The McKinney City Council discussed the city’s historical and cultural monuments during Tuesday’s work session, joining the national conversation on how history is represented in local municipalities.
The focus was on the James W. Throckmorton statue that stands outside the McKinney Performing Arts Center in response to public comments as well as an online petition calling for its removal.
Considered a settler of McKinney and community founder, Throckmorton died in McKinney and is buried at Pecan Grove Cemetery. He led Texas troops as a brigadier-general for the Confederate Army during the Civil War and served as governor of Texas from 1866-1867 until he was removed under the Reconstruction Acts.
The statue was a gift to the city of McKinney by the Federated Women’s Clubs of McKinney in 1911.
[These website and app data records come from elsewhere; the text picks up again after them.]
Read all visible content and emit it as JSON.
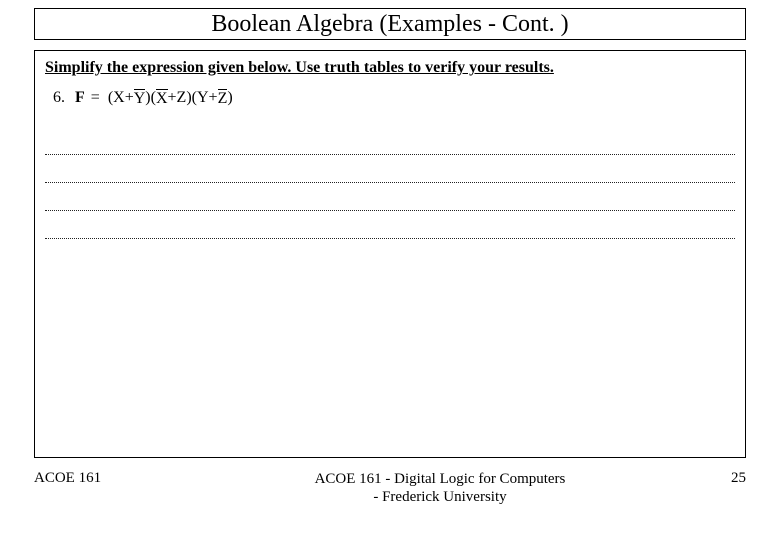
{
  "title": "Boolean Algebra (Examples - Cont. )",
  "instruction": "Simplify the expression given below. Use truth tables to verify your results.",
  "equation": {
    "number": "6.",
    "lhs": "F",
    "eq": "=",
    "groups": [
      {
        "a": "X",
        "a_bar": false,
        "b": "Y",
        "b_bar": true
      },
      {
        "a": "X",
        "a_bar": true,
        "b": "Z",
        "b_bar": false
      },
      {
        "a": "Y",
        "a_bar": false,
        "b": "Z",
        "b_bar": true
      }
    ],
    "plus": "+"
  },
  "rule_count": 4,
  "footer": {
    "left": "ACOE 161",
    "center_line1": "ACOE 161 - Digital Logic for Computers",
    "center_line2": "- Frederick University",
    "page": "25"
  }
}
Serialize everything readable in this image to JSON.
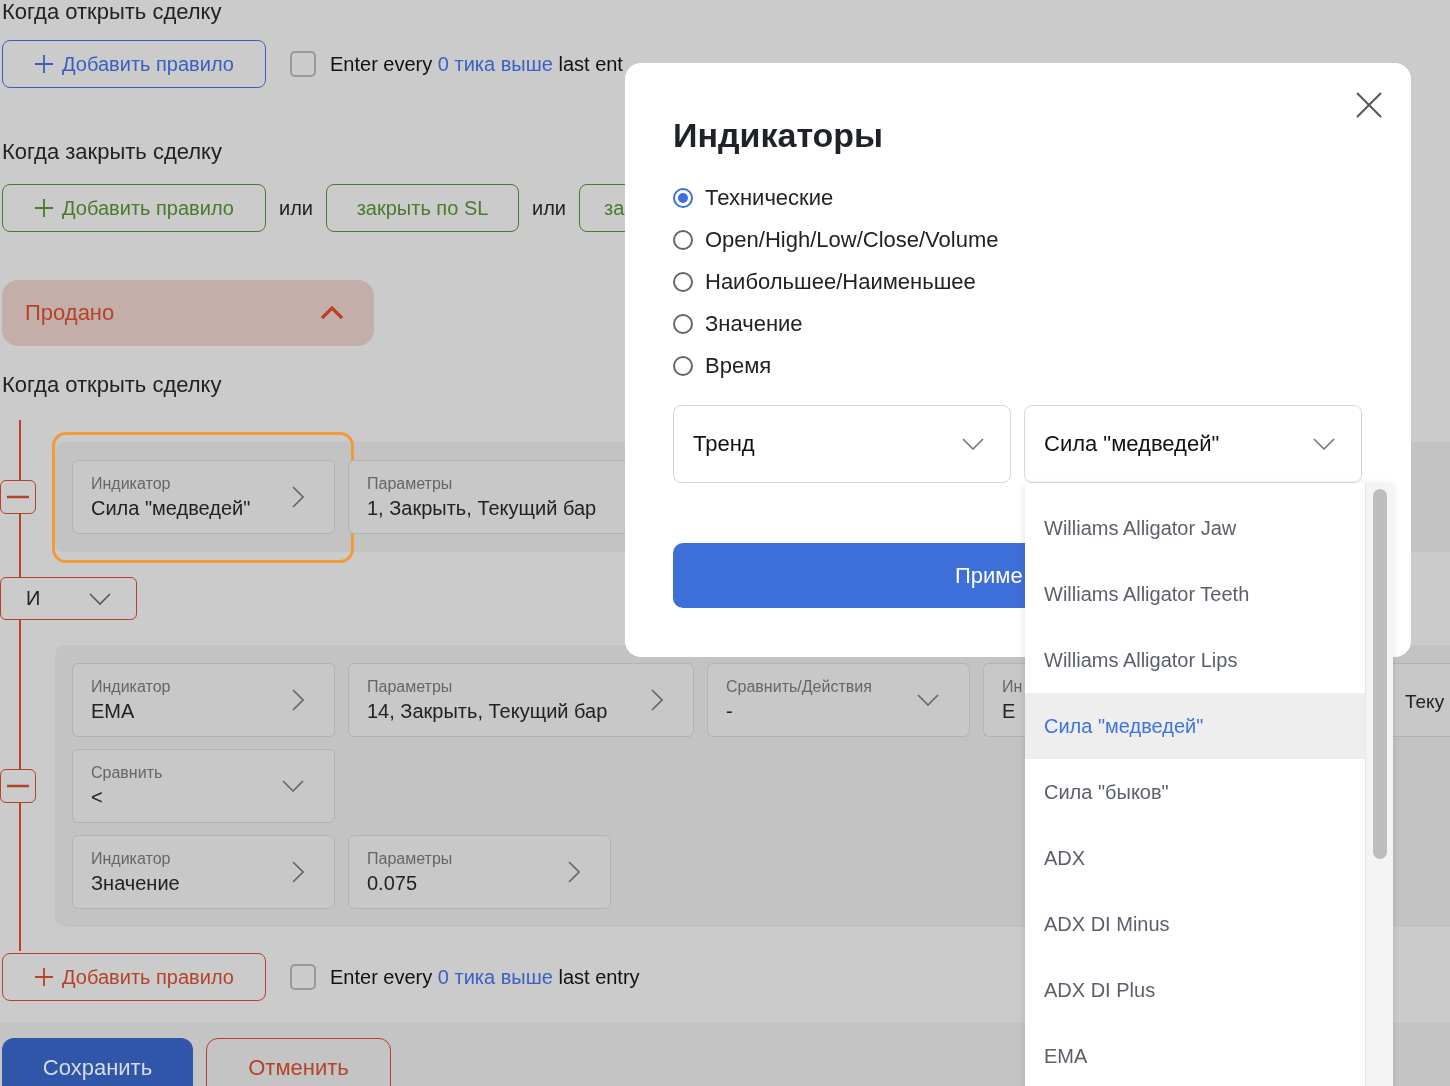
{
  "sections": [
    {
      "heading": "Когда открыть сделку",
      "color": "#3a5fc0",
      "add_button": "Добавить правило",
      "checkbox": {
        "checked": false,
        "prefix": "Enter every",
        "link": "0 тика выше",
        "suffix": "last ent"
      }
    },
    {
      "heading": "Когда закрыть сделку",
      "color": "#4b7a2c",
      "add_button": "Добавить правило",
      "alternatives": [
        {
          "separator": "или",
          "label": "закрыть по SL"
        },
        {
          "separator": "или",
          "label": "за"
        }
      ]
    }
  ],
  "collapsible": {
    "label": "Продано",
    "expanded": true,
    "color": "#b5432a"
  },
  "sold": {
    "heading": "Когда открыть сделку",
    "color": "#b5432a",
    "groups": [
      {
        "rows": [
          [
            {
              "kind": "nav",
              "label": "Индикатор",
              "value": "Сила \"медведей\"",
              "highlighted": true
            },
            {
              "kind": "cut",
              "label": "Параметры",
              "value": "1, Закрыть, Текущий бар",
              "highlighted": false
            }
          ]
        ]
      },
      {
        "rows": [
          [
            {
              "kind": "nav",
              "label": "Индикатор",
              "value": "EMA",
              "highlighted": false
            },
            {
              "kind": "nav",
              "label": "Параметры",
              "value": "14, Закрыть, Текущий бар",
              "highlighted": false
            },
            {
              "kind": "select",
              "label": "Сравнить/Действия",
              "value": "-",
              "highlighted": false
            },
            {
              "kind": "cut",
              "label": "Ин",
              "value": "E",
              "highlighted": false
            },
            {
              "kind": "gap"
            },
            {
              "kind": "tail",
              "value": "Теку"
            }
          ],
          [
            {
              "kind": "select",
              "label": "Сравнить",
              "value": "<",
              "highlighted": false
            }
          ],
          [
            {
              "kind": "nav",
              "label": "Индикатор",
              "value": "Значение",
              "highlighted": false
            },
            {
              "kind": "nav",
              "label": "Параметры",
              "value": "0.075",
              "highlighted": false
            }
          ]
        ]
      }
    ],
    "joiner": "И",
    "add_button": "Добавить правило",
    "checkbox": {
      "checked": false,
      "prefix": "Enter every",
      "link": "0 тика выше",
      "suffix": "last entry"
    }
  },
  "footer": {
    "save": "Сохранить",
    "cancel": "Отменить"
  },
  "modal": {
    "title": "Индикаторы",
    "options": [
      {
        "label": "Технические",
        "selected": true
      },
      {
        "label": "Open/High/Low/Close/Volume",
        "selected": false
      },
      {
        "label": "Наибольшее/Наименьшее",
        "selected": false
      },
      {
        "label": "Значение",
        "selected": false
      },
      {
        "label": "Время",
        "selected": false
      }
    ],
    "selects": [
      {
        "value": "Тренд"
      },
      {
        "value": "Сила \"медведей\""
      }
    ],
    "apply": "Приме",
    "dropdown": [
      {
        "label": "Williams Alligator Jaw",
        "selected": false
      },
      {
        "label": "Williams Alligator Teeth",
        "selected": false
      },
      {
        "label": "Williams Alligator Lips",
        "selected": false
      },
      {
        "label": "Сила \"медведей\"",
        "selected": true
      },
      {
        "label": "Сила \"быков\"",
        "selected": false
      },
      {
        "label": "ADX",
        "selected": false
      },
      {
        "label": "ADX DI Minus",
        "selected": false
      },
      {
        "label": "ADX DI Plus",
        "selected": false
      },
      {
        "label": "EMA",
        "selected": false
      }
    ]
  }
}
The inscription on the monument reads: “A slight tribute to the patriot and statesman, from his fellow citizens and admirers, because of his pre-eminent personal worth, and distinguished public services.”
“While Throckmorton is not a nationally recognized Confederate icon, and his statue at MPAC is not necessarily highlighted as a confederate monument, his history is complicated and certainly is very conflicted,” Mark Doty, assistant director of planning, told the council, “and there are components of that history that support the institution of slavery.”
Doty said city staff weren’t looking to receive a recommendation from council on this statue alone, rather, they’re looking to put processes in place that guide the city on how to deal with such matters.
Other cities and counties in North Texas have removed Civil War iconography such as Dallas, Fort Worth and Denton County.
As part of its next steps, the city looks to create a cultural task force to review the Throckmorton statue as well as others around McKinney and bring recommendations to the council.
Assistant City Manager Kim Flom said Dallas formed a similar task force for a review process.
“This is one way to address sometimes the overlooked or ‘under-told’ areas or locations related to all of McKinney’s cultural heritage,” Doty said. “We think this could provide a good public process to have a very thoughtful conversation about the Throckmorton statue and other items that the city is not aware of.”
As part of Tuesday’s discussion, staff presented options for the Throckmorton statue that included: keep it in place and wait for task force review, remove and store it until task force review, or deal with it outside of task force purview.
The council will vote in its next meeting to form a diverse ad hoc committee, which could become a permanent cultural board, for which each council member will recommend three members.
The Throckmorton statue will stay in place for the time being, as permitting from the Texas Historical Commission can take anywhere from 30 to 60 days, Flom said, and the newly formed cultural committee will make a recommendation for its future on the square.